Open Access to scientific and academic research publications is one of the hottest topics currently engaging academic and knowledge managers, publishers, and libraries. ECS expertise in EPrints and in establishing institutional repositories will form a major part of the agenda of two free workshops, being held later this month for UK university institutions planning to set up their own repositories.
The University of Southampton is to make all its academic and scientific research output freely available. A decision by the University to provide core funding for its Institutional Repository establishes it as a central part of its research infrastructure, marking a new era for Open Access to academic research in the UK.
The inventor of the World Wide Web, Sir Tim Berners-Lee, is to take up a Chair of Computer Science at the University of Southampton's School of Electronics and Computer Science.
He will hold this position alongside his current appointments as Senior Research Scientist at MIT's Computer Science and Artificial Intelligence Laboratory, and Director of the World Wide Web Consortium (W3C).
UK scientists have designed a knowledge management system which could enable medical practitioners to make speedy, informed decisions about breast cancer patients. The project pulls together information which was previously held in separate locations and it has the potential to revolutionise patient diagnosis and management.

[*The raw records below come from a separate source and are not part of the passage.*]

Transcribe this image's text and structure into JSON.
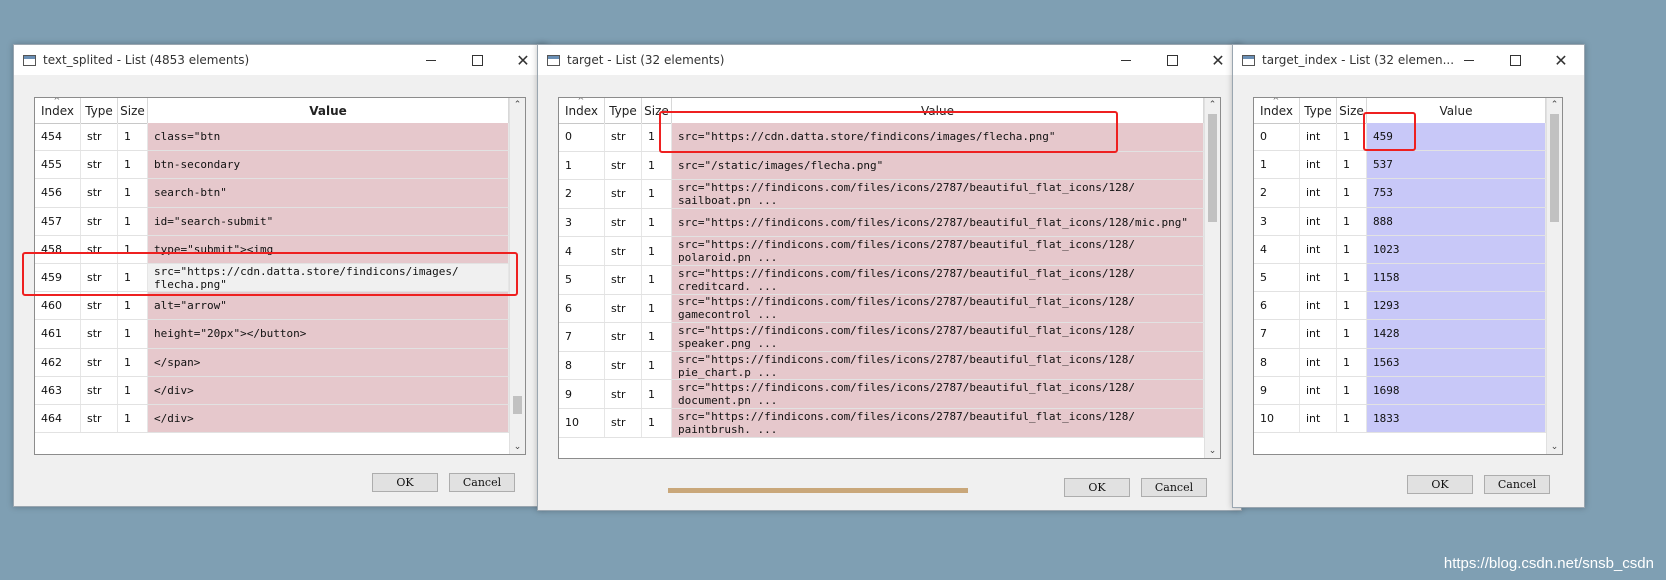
{
  "windows": [
    {
      "title": "text_splited - List (4853 elements)",
      "columns": [
        "Index",
        "Type",
        "Size",
        "Value"
      ],
      "rows": [
        {
          "index": "454",
          "type": "str",
          "size": "1",
          "value": "class=\"btn"
        },
        {
          "index": "455",
          "type": "str",
          "size": "1",
          "value": "btn-secondary"
        },
        {
          "index": "456",
          "type": "str",
          "size": "1",
          "value": "search-btn\""
        },
        {
          "index": "457",
          "type": "str",
          "size": "1",
          "value": "id=\"search-submit\""
        },
        {
          "index": "458",
          "type": "str",
          "size": "1",
          "value": "type=\"submit\"><img"
        },
        {
          "index": "459",
          "type": "str",
          "size": "1",
          "value": "src=\"https://cdn.datta.store/findicons/images/\nflecha.png\""
        },
        {
          "index": "460",
          "type": "str",
          "size": "1",
          "value": "alt=\"arrow\""
        },
        {
          "index": "461",
          "type": "str",
          "size": "1",
          "value": "height=\"20px\"></button>"
        },
        {
          "index": "462",
          "type": "str",
          "size": "1",
          "value": "</span>"
        },
        {
          "index": "463",
          "type": "str",
          "size": "1",
          "value": "</div>"
        },
        {
          "index": "464",
          "type": "str",
          "size": "1",
          "value": "</div>"
        }
      ],
      "ok_label": "OK",
      "cancel_label": "Cancel"
    },
    {
      "title": "target - List (32 elements)",
      "columns": [
        "Index",
        "Type",
        "Size",
        "Value"
      ],
      "rows": [
        {
          "index": "0",
          "type": "str",
          "size": "1",
          "value": "src=\"https://cdn.datta.store/findicons/images/flecha.png\""
        },
        {
          "index": "1",
          "type": "str",
          "size": "1",
          "value": "src=\"/static/images/flecha.png\""
        },
        {
          "index": "2",
          "type": "str",
          "size": "1",
          "value": "src=\"https://findicons.com/files/icons/2787/beautiful_flat_icons/128/\nsailboat.pn ..."
        },
        {
          "index": "3",
          "type": "str",
          "size": "1",
          "value": "src=\"https://findicons.com/files/icons/2787/beautiful_flat_icons/128/mic.png\""
        },
        {
          "index": "4",
          "type": "str",
          "size": "1",
          "value": "src=\"https://findicons.com/files/icons/2787/beautiful_flat_icons/128/\npolaroid.pn ..."
        },
        {
          "index": "5",
          "type": "str",
          "size": "1",
          "value": "src=\"https://findicons.com/files/icons/2787/beautiful_flat_icons/128/\ncreditcard. ..."
        },
        {
          "index": "6",
          "type": "str",
          "size": "1",
          "value": "src=\"https://findicons.com/files/icons/2787/beautiful_flat_icons/128/\ngamecontrol ..."
        },
        {
          "index": "7",
          "type": "str",
          "size": "1",
          "value": "src=\"https://findicons.com/files/icons/2787/beautiful_flat_icons/128/\nspeaker.png ..."
        },
        {
          "index": "8",
          "type": "str",
          "size": "1",
          "value": "src=\"https://findicons.com/files/icons/2787/beautiful_flat_icons/128/\npie_chart.p ..."
        },
        {
          "index": "9",
          "type": "str",
          "size": "1",
          "value": "src=\"https://findicons.com/files/icons/2787/beautiful_flat_icons/128/\ndocument.pn ..."
        },
        {
          "index": "10",
          "type": "str",
          "size": "1",
          "value": "src=\"https://findicons.com/files/icons/2787/beautiful_flat_icons/128/\npaintbrush. ..."
        }
      ],
      "ok_label": "OK",
      "cancel_label": "Cancel"
    },
    {
      "title": "target_index - List (32 elemen...",
      "columns": [
        "Index",
        "Type",
        "Size",
        "Value"
      ],
      "rows": [
        {
          "index": "0",
          "type": "int",
          "size": "1",
          "value": "459"
        },
        {
          "index": "1",
          "type": "int",
          "size": "1",
          "value": "537"
        },
        {
          "index": "2",
          "type": "int",
          "size": "1",
          "value": "753"
        },
        {
          "index": "3",
          "type": "int",
          "size": "1",
          "value": "888"
        },
        {
          "index": "4",
          "type": "int",
          "size": "1",
          "value": "1023"
        },
        {
          "index": "5",
          "type": "int",
          "size": "1",
          "value": "1158"
        },
        {
          "index": "6",
          "type": "int",
          "size": "1",
          "value": "1293"
        },
        {
          "index": "7",
          "type": "int",
          "size": "1",
          "value": "1428"
        },
        {
          "index": "8",
          "type": "int",
          "size": "1",
          "value": "1563"
        },
        {
          "index": "9",
          "type": "int",
          "size": "1",
          "value": "1698"
        },
        {
          "index": "10",
          "type": "int",
          "size": "1",
          "value": "1833"
        }
      ],
      "ok_label": "OK",
      "cancel_label": "Cancel"
    }
  ],
  "watermark": "https://blog.csdn.net/snsb_csdn",
  "colors": {
    "desktop": "#7f9fb3",
    "str_value_bg": "#e6c8cc",
    "int_value_bg": "#c8c8f8",
    "highlight": "#ee2020"
  }
}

Surfing the Web could become a much more effective experience thanks to new approaches endorsed at this year’s ACM (Association of Computing Machinery) Hypertext Conference. For their comparison of new models, called Hyperstructures, for representing information on the Web, dr monica schraefel from the School of Electronics and Computer Science (ECS) at the University of Southampton and Michael Mc Guffin from the Department of Computer Science at the University of Toronto received an ACM SigWeb Special Research Distinction, Awarded for Excellent Presentation of Theoretical Concepts.
A solution which allows computer agents to collude, rather than compete with each other, has won this year’s recreation of Axelrod’s classic Iterated Prisoner’s Dilemma competition.
The winning solution was devised by a team from the University of Southampton’s School of Electronics and Computer Science (ECS) which met the competition’s 20th anniversary challenge to resolve the original dilemma in a noisy environment where moves could be misinterpreted.
This year's Agent Technology Conference, taking place in Zurich on Friday 1 October, will bring together world-leading agent technology experts and representatives from traditional industries to report on how they are using autonomous computer agents to perform functions in the workplace. The conference is co-ordinated by the School of Electronics and Computer Science, working with colleagues at the University of Liverpool.